Look for Alton Brown’s Gear For Your Kitchen in the library or at a book store. He goes over everything.

Something I learned in a thread here somewhere is Tramontina. They make several quality grades, so check carefully but the Tri-Ply clad(full Aluminum core, bottom and sides, sandwiched by stainless)line is great. They are sold at Walmart, and a 40 dollar Tramontina pan was almost as good as a $200 All-Clad pan when Cook Illustrated reviewed them.

I got some and I love them.

Agreed. I’m a very active cook, and the Tramontina pots and pans are worth every penny. I’m actually supplementing my fry pan with an All-Clad (only $100 on Amazon!), but it’s really just to have a spare.

Cast iron. That’s our every-day workhorse skillet, used for almost everything. (We have three, actually - 2 twelve-inch and one monster giant.)

We do have a small non-stick skillet for cooking eggs, because there’s nothing like Teflon for non-greasy eggs.

The hate for non-stick skillets is misplaced. Even Julia Child used them. There are tons of cheap skillets out there with non-stick surfaces, including Farberwear, Wearever, etc. I have a Wearever skillet that I’ve had for several years. I bought it because it’s a good size for bacon, and has a heavy bottom for heat distribution. Just be aware that they aren’t all created equal and need to be looked at critically.

A surprisingly versatile pan that’s quickly become a favorite in my kitchen: Non-stick cast iron.

For starters it is very difficult, if not impossible, to deglaze a non-stick pan. However, there are several cooking tasks that I always use non-stick for and those that come to mind the quickest are: scrambled eggs, omelettes, hash browns (items that sauce development are not required).

I have had a set of Farberware Millennium (non-stick) since 1994 that are still in great shape and I have used metal utensils with these pots and pans since day one. My other pots/pans are All Clad Stainless Steel.

It may depend on the pan; I have an All-Clad nonstick pan that seems to handle the task well, and noticeably better than other nonsticks that I’ve used before.

Nope, it cooks amazingly in a foreman grill. Straight, flat and crispy. Lay the bacon in the preheated grill, close the lid, go make toast and return for perfect bacon in 2 minutes or so.

I have to disagree. Unless you have some sort of flat insert for the Foreman. Otherwise you get Zebra stripes of good cooked bacon/bad cooked bacon.

I, too, have Farberware Millennium; mine are not the non-stick but the stainless steel with copper bottoms. I am very happy with them. Nicely weighted and well made.

I don’t recall ever having a need to deglaze bacon. :smiley: I use mine primarily for breakfast foods, grilled cheese sandwiches, to saute onions and the like, etc. They have their uses, for sure.

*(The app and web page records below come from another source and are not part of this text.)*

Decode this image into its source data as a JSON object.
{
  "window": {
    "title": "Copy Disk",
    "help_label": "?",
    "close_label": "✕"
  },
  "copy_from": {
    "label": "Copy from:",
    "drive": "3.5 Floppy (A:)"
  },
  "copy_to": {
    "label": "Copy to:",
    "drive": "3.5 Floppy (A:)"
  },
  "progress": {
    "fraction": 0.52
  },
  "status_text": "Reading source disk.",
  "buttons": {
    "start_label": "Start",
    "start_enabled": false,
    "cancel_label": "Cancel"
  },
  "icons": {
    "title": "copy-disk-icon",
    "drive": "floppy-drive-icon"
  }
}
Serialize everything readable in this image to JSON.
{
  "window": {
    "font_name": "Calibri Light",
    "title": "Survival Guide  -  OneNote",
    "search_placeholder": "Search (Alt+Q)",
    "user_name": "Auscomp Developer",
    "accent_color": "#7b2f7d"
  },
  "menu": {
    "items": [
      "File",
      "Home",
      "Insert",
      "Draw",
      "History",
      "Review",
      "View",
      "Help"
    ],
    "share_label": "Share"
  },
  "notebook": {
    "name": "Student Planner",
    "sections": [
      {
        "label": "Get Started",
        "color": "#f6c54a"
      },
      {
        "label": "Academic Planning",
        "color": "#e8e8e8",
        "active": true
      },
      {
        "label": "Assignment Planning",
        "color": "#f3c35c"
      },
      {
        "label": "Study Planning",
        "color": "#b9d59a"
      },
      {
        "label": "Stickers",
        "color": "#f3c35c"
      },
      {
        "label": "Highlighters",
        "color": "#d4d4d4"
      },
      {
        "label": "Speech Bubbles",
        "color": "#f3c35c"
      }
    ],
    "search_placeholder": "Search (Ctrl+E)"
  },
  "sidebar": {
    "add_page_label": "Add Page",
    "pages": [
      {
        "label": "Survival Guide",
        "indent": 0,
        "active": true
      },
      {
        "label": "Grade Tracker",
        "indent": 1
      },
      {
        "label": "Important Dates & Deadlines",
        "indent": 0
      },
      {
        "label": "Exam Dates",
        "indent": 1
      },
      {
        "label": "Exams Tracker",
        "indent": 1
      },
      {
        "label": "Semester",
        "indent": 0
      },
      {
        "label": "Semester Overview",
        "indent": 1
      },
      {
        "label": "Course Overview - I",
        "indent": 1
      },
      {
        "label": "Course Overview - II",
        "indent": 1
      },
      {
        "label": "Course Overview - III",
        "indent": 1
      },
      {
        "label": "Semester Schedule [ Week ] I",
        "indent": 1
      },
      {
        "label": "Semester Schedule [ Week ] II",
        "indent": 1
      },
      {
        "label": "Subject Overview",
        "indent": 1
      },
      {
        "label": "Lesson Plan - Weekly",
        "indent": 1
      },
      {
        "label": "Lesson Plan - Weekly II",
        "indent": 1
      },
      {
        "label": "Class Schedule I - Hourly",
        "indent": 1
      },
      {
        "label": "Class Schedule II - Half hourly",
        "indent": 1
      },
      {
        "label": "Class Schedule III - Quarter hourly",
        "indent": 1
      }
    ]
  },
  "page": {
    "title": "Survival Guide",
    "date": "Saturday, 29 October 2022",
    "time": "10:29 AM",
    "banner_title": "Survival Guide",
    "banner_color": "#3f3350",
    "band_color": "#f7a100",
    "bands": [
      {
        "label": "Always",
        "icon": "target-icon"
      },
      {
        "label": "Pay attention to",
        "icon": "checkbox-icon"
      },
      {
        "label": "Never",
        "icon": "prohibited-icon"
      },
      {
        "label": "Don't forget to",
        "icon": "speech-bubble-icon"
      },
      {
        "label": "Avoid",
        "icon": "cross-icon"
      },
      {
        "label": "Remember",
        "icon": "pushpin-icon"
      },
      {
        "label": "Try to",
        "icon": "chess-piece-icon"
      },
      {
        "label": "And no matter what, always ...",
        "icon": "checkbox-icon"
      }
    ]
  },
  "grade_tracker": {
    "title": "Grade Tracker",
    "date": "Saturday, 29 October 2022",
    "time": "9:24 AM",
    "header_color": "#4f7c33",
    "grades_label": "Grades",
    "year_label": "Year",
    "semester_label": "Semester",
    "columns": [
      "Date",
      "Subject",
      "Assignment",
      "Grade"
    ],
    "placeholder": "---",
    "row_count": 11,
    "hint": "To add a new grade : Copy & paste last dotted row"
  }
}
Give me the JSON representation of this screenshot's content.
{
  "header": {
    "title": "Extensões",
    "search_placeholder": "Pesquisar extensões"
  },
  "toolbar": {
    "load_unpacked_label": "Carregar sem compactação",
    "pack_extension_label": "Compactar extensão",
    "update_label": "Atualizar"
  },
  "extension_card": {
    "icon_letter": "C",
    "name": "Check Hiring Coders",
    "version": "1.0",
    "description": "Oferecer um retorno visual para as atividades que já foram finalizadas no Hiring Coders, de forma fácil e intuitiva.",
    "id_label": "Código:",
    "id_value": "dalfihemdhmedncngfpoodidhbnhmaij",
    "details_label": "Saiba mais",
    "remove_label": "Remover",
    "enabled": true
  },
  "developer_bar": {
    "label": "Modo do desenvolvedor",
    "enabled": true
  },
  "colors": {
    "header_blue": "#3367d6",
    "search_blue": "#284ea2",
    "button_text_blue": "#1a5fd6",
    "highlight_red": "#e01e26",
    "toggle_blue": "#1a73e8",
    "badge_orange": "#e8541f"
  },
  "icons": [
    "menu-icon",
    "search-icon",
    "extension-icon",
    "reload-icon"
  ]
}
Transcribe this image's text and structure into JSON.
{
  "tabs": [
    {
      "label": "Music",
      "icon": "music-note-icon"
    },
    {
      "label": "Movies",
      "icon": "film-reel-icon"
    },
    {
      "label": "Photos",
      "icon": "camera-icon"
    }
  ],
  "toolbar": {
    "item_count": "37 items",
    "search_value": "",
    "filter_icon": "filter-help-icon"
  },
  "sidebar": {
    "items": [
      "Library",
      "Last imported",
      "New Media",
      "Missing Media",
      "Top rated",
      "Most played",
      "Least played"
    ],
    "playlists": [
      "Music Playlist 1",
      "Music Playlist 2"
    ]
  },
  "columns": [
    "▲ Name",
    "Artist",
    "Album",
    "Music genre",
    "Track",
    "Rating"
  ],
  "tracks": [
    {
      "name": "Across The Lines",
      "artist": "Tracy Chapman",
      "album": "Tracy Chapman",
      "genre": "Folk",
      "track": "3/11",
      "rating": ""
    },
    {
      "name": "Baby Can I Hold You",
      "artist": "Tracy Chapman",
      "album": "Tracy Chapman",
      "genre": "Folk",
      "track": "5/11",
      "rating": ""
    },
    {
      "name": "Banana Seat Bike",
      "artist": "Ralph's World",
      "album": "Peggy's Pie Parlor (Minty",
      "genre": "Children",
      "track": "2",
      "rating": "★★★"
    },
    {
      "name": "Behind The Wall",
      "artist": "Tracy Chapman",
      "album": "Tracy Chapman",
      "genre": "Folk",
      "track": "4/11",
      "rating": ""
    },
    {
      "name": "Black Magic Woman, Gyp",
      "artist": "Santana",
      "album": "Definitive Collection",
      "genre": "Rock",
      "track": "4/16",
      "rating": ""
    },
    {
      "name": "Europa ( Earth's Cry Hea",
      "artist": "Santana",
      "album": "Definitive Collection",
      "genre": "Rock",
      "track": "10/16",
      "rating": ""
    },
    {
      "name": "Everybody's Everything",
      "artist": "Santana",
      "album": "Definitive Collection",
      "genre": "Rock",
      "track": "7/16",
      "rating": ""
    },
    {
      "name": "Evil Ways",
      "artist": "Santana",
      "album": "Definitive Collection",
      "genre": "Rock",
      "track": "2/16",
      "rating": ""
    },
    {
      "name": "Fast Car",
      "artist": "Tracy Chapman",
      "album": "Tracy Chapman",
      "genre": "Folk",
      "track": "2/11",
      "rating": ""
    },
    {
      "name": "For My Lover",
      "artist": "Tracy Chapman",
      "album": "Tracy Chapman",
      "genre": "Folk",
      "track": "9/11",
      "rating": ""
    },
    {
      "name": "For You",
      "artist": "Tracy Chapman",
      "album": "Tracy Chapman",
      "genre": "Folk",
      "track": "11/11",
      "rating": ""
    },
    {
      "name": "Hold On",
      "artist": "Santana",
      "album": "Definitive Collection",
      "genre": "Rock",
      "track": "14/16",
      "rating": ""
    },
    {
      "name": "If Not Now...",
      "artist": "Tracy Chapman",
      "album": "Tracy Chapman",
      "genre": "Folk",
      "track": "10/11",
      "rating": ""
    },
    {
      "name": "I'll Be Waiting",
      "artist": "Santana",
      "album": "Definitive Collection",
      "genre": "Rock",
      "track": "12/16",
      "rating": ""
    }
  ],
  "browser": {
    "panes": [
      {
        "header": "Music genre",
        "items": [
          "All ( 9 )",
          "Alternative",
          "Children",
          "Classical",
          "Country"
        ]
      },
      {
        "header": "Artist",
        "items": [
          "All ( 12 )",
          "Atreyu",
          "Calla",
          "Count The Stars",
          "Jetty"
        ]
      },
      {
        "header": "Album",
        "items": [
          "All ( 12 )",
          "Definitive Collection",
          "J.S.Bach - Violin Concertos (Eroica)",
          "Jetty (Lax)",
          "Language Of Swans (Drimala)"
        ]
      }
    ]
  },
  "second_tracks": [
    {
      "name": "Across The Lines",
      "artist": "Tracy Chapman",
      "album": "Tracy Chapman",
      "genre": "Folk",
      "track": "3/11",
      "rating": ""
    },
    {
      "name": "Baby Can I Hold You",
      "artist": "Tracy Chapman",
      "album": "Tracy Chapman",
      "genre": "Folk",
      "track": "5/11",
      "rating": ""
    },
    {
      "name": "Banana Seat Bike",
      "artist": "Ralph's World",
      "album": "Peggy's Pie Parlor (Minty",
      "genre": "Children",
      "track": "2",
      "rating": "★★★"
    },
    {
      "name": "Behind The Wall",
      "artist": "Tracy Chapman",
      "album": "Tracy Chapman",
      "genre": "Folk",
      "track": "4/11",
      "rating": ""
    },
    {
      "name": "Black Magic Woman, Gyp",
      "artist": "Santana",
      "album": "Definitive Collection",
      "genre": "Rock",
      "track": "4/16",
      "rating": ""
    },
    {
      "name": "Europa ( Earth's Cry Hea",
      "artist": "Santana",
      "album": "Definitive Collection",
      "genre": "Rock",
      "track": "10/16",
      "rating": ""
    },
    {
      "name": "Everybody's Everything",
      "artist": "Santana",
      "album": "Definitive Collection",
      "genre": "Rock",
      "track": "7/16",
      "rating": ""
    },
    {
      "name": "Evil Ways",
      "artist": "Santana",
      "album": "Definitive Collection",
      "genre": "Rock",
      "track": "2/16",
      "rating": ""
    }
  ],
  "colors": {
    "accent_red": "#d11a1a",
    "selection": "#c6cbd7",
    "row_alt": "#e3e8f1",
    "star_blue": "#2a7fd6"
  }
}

I agree with those who’ve said Tramontina is a good choice. We got a three-pack from Costco a few years ago - $40 for 8", 10", and 12" non-stick, 400 degree oven-safe restaurant style pans. They’re made from thick, stamped aluminum with a durable nonstick coating, with riveted handles and silicone sleeves (awesome for stovetop-to-oven dishes up to 400 degrees), and curved edges for easier pouring.

Nothing fancy like all clad, but also not at all cheaply built - these are the kind of pans my wife used in the restaurant industry for years.

I can’t find them on Costco’s website, but Amazon has a 2-pack for cheap -

I was under the impression that stovetop-to-oven was not an option for nonstick pans, regardless of how you’re going to get it out of the oven. Is that not the case?

I make fritattas all the time using nonstick pans. Once the eggs set, under the broiler it goes, with the handle sticking out of the oven. Don’t know about cooking things like pot roast, however. I wouldn’t think it would be ideal.

Add another vote for preseasoned cast iron, think of the preseasoning as a starting point only though, build up the seasoning with bacon, burgers, steaks and the like, once you’ve got a good solid seasoning layer on it, you can cook almost anything on it

I love my nicely seasoned 12" Lodge round griddle pan and 12" skillet, best pieces of cookware I’ve ever got

no more cheap, wears out easily, teflon cookware for me, thanks